Oakdale Irrigation District directors will discuss options for selling water to out-of-county agencies Tuesday morning during a closed-door session.
OID will discuss the “price and terms” of water sales to the Westlands Water District, Stockton East Water District and “federal and state water contractors.”
How much water OID will have available to sell isn’t known, said General Manager Steve Knell. The feds will give the district a forecast in February based on the Sierra snowpack, he said.
Because of the drought, OID’s public discussions this year primarily have focused on its water conservation efforts, the possibility of having to furlough land to reduce irrigation demand next year and the need for increased groundwater pumping.
Numerous Stanislaus County farmers – such as those in the Paulsell Valley southeast of Oakdale – also have been asking to buy OID water, rather than continuing to pump groundwater. Negotiations between OID leaders and Paulsell farmers have been going on for months.
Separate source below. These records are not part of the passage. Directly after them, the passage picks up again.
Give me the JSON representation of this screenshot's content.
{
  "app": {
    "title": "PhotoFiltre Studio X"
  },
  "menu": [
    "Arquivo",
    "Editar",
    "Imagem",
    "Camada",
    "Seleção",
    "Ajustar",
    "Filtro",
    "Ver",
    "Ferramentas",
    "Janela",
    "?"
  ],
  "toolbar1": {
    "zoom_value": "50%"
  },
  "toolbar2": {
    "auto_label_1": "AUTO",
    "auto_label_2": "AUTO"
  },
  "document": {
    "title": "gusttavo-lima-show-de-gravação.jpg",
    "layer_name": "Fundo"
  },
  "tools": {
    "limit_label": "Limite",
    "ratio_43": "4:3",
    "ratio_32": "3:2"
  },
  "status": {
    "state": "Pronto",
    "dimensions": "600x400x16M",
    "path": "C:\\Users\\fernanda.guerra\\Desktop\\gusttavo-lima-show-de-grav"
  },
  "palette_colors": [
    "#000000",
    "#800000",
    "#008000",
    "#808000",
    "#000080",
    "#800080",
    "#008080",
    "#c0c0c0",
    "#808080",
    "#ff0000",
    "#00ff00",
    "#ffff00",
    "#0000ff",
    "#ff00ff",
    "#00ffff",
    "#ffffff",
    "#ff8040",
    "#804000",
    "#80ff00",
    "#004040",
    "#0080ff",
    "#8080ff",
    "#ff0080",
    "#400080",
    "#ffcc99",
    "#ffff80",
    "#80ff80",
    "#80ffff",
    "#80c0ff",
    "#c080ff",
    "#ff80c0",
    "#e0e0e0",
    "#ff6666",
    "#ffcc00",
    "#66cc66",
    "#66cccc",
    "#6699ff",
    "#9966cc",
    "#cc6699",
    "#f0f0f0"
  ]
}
But there have been no public discussions about OID selling water to outside agencies since a proposal in January. That was when OID directors had scheduled private water sale negotiations with the Westlands Water District. That deal was scuttled after OID farmers and ranchers packed the boardroom to voice objections.
OID leadership in January considered a plan to fallow Oakdale pastures so the irrigation water saved could be sold to Fresno County’s Westlands district for something like $400 per acre-foot. After three years of drought, water prices have climbed much since then.
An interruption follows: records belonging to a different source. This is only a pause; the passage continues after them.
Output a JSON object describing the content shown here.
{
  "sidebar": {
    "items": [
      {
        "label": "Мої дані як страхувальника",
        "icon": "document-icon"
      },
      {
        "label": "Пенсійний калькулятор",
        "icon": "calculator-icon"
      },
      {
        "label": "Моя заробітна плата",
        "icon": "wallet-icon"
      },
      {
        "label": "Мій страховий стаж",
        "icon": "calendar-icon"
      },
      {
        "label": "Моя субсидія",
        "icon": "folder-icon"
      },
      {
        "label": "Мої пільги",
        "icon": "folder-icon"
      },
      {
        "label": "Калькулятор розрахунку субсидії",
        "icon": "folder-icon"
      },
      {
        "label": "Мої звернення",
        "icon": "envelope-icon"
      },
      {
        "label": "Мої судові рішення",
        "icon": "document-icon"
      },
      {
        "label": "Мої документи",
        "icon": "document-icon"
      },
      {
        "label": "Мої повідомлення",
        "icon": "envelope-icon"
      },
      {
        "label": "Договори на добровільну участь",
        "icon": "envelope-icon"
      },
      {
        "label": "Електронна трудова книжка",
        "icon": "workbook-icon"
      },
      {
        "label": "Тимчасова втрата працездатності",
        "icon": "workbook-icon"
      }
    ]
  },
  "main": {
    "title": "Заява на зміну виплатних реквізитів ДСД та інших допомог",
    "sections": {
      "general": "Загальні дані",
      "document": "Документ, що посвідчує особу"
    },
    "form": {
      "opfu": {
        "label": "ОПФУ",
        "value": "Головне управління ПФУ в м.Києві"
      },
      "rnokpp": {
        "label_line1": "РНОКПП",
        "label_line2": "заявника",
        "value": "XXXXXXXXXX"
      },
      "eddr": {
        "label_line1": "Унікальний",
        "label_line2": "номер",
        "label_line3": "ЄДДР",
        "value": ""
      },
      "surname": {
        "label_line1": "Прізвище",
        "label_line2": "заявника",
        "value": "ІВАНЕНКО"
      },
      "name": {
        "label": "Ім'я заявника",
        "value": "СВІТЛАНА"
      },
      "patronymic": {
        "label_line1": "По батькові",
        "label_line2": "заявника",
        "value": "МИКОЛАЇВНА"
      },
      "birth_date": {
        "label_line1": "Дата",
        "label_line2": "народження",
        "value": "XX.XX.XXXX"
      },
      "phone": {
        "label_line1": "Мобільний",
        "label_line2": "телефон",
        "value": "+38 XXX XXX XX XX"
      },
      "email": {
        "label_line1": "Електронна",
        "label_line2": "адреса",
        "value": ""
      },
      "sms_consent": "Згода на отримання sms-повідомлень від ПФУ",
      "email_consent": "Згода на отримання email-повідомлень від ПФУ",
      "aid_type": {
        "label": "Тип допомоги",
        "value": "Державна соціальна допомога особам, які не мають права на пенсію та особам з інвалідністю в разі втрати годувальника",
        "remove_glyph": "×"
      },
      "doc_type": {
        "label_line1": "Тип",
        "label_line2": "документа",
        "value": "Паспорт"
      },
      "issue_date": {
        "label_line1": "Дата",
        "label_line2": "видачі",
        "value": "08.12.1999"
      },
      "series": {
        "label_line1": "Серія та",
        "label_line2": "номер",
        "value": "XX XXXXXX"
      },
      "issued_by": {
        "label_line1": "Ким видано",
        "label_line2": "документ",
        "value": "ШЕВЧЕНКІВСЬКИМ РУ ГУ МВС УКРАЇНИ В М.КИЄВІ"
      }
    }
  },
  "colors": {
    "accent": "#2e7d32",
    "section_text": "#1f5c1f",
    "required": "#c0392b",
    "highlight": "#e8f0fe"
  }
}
The OID is water rich compared with most California irrigation districts because of its century-old rights to Stanislaus River water and access to storage in New Melones Reservoir. OID also pumps groundwater, and this year doubled its normal pumping rate to about 17,000 acre-feet. As a result, OID this year didn’t have to use as much of its surface water. It now is storing that extra water in New Melones and its other reservoirs.
During the past decade, OID has sold 382,408 acre-feet of water outside its borders and collected more than $35.3million for it. Those sales have subsidized OID’s budget, enabling it to charge the district’s farmers among the lowest water rates in California.
Before any water sales can be finalized, state law requires OID to hold a public hearing.
OID’s closed-door talks will start after its regular public meeting. That meeting will start at 9 a.m. at OID headquarters, 1205 E. F St.